With the pictures left out, every record must be reproduced exactly.

### Data records for software interfaces
■ ■ ■ ■ ■

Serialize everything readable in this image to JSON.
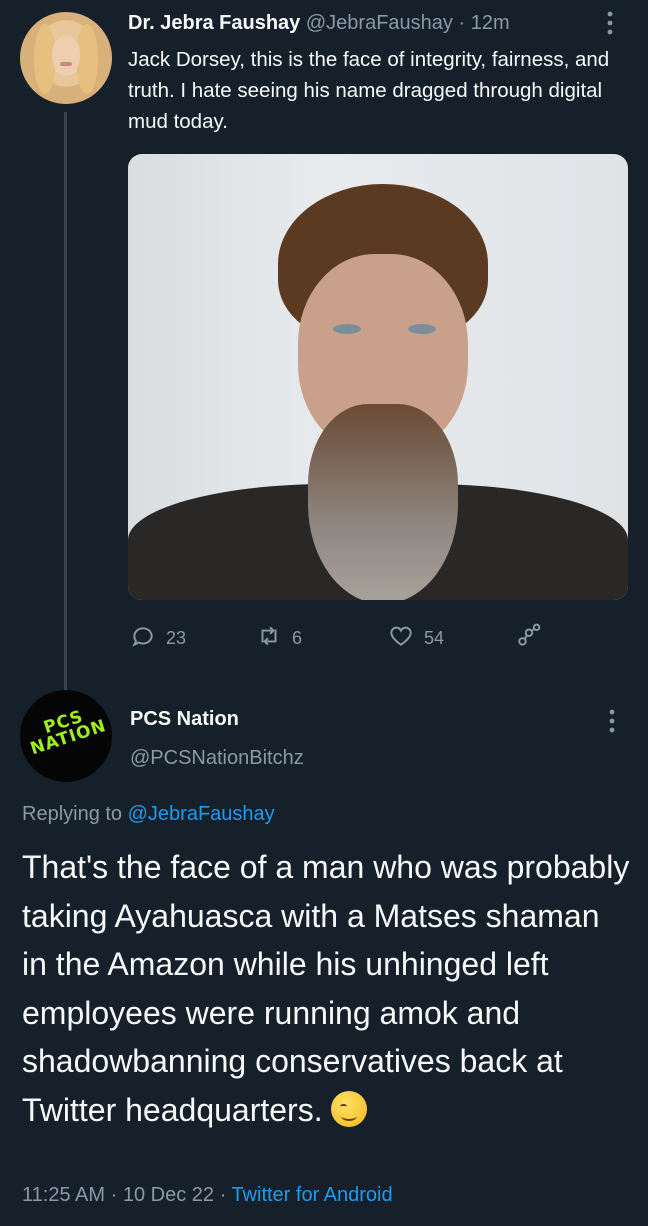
{
  "parent_tweet": {
    "display_name": "Dr. Jebra Faushay",
    "handle": "@JebraFaushay",
    "separator": "·",
    "time_ago": "12m",
    "more_glyph": "⋮",
    "text": "Jack Dorsey, this is the face of integrity, fairness, and truth. I hate seeing his name dragged through digital mud today.",
    "actions": {
      "replies": "23",
      "retweets": "6",
      "likes": "54"
    }
  },
  "reply_tweet": {
    "display_name": "PCS Nation",
    "handle": "@PCSNationBitchz",
    "more_glyph": "⋮",
    "avatar_logo_text": "PCS NATION",
    "replying_prefix": "Replying to",
    "replying_to": "@JebraFaushay",
    "text": "That's the face of a man who was probably taking Ayahuasca with a Matses shaman in the Amazon while his unhinged left employees were running amok and shadowbanning conservatives back at Twitter headquarters.",
    "emoji": "smirking-face",
    "time": "11:25 AM",
    "date": "10 Dec 22",
    "separator": "·",
    "source": "Twitter for Android"
  },
  "colors": {
    "background": "#15202b",
    "primary_text": "#f7f9f9",
    "secondary_text": "#8b98a5",
    "link": "#1d9bf0",
    "thread_line": "#38444d",
    "logo_green": "#9ef01a"
  }
}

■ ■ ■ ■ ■

### EXERCISE SOLUTION
Serialize everything readable in this image to JSON.
{
  "parent_tweet": {
    "display_name": "Dr. Jebra Faushay",
    "handle": "@JebraFaushay",
    "separator": "·",
    "time_ago": "12m",
    "more_glyph": "⋮",
    "text": "Jack Dorsey, this is the face of integrity, fairness, and truth. I hate seeing his name dragged through digital mud today.",
    "actions": {
      "replies": "23",
      "retweets": "6",
      "likes": "54"
    }
  },
  "reply_tweet": {
    "display_name": "PCS Nation",
    "handle": "@PCSNationBitchz",
    "more_glyph": "⋮",
    "avatar_logo_text": "PCS NATION",
    "replying_prefix": "Replying to",
    "replying_to": "@JebraFaushay",
    "text": "That's the face of a man who was probably taking Ayahuasca with a Matses shaman in the Amazon while his unhinged left employees were running amok and shadowbanning conservatives back at Twitter headquarters.",
    "emoji": "smirking-face",
    "time": "11:25 AM",
    "date": "10 Dec 22",
    "separator": "·",
    "source": "Twitter for Android"
  },
  "colors": {
    "background": "#15202b",
    "primary_text": "#f7f9f9",
    "secondary_text": "#8b98a5",
    "link": "#1d9bf0",
    "thread_line": "#38444d",
    "logo_green": "#9ef01a"
  }
}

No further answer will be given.